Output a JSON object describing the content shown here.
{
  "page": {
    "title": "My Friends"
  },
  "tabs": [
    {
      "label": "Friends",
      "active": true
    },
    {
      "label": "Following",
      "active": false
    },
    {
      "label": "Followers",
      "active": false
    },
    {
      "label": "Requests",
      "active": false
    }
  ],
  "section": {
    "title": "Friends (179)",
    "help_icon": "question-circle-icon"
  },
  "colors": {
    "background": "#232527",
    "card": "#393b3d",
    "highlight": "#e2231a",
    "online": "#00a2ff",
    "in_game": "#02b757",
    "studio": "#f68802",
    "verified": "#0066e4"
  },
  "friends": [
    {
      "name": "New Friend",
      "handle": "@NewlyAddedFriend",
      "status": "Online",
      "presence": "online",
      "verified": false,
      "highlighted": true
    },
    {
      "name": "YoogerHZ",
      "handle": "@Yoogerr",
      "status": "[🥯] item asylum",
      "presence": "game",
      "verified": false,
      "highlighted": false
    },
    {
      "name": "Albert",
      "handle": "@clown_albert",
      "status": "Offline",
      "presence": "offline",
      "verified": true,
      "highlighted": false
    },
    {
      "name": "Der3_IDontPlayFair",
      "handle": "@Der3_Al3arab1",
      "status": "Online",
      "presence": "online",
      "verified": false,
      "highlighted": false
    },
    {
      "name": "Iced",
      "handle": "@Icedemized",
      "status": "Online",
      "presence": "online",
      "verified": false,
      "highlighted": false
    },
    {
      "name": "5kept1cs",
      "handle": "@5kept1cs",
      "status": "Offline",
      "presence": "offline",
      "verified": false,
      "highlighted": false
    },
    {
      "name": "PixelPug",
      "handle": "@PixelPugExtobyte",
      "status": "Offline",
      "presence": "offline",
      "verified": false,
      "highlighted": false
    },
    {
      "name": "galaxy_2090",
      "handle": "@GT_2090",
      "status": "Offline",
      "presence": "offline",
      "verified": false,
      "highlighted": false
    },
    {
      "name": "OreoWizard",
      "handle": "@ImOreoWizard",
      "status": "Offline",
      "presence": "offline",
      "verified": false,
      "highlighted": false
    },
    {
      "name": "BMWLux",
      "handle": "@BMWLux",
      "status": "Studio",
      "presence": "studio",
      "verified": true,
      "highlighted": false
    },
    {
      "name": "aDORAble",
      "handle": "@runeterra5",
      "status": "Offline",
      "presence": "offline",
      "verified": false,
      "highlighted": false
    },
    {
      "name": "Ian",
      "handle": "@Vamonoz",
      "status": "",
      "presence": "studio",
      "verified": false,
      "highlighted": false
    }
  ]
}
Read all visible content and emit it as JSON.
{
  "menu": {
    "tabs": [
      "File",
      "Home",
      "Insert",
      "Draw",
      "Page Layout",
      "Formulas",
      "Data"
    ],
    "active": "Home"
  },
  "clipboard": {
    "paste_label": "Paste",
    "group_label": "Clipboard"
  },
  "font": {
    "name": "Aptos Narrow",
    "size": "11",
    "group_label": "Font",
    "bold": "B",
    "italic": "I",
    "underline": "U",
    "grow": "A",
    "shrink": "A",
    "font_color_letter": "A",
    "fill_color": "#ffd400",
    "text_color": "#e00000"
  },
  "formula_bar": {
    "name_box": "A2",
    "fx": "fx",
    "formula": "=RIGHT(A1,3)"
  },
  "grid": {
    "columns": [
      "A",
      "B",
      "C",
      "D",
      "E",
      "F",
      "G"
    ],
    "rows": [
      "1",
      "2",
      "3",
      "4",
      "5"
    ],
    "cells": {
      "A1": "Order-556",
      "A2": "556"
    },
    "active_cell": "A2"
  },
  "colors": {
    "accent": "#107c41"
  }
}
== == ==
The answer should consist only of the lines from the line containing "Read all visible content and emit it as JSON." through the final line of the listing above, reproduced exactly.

Task output |
Read all visible content and emit it as JSON.
{
  "menu": {
    "tabs": [
      "File",
      "Home",
      "Insert",
      "Draw",
      "Page Layout",
      "Formulas",
      "Data"
    ],
    "active": "Home"
  },
  "clipboard": {
    "paste_label": "Paste",
    "group_label": "Clipboard"
  },
  "font": {
    "name": "Aptos Narrow",
    "size": "11",
    "group_label": "Font",
    "bold": "B",
    "italic": "I",
    "underline": "U",
    "grow": "A",
    "shrink": "A",
    "font_color_letter": "A",
    "fill_color": "#ffd400",
    "text_color": "#e00000"
  },
  "formula_bar": {
    "name_box": "A2",
    "fx": "fx",
    "formula": "=RIGHT(A1,3)"
  },
  "grid": {
    "columns": [
      "A",
      "B",
      "C",
      "D",
      "E",
      "F",
      "G"
    ],
    "rows": [
      "1",
      "2",
      "3",
      "4",
      "5"
    ],
    "cells": {
      "A1": "Order-556",
      "A2": "556"
    },
    "active_cell": "A2"
  },
  "colors": {
    "accent": "#107c41"
  }
}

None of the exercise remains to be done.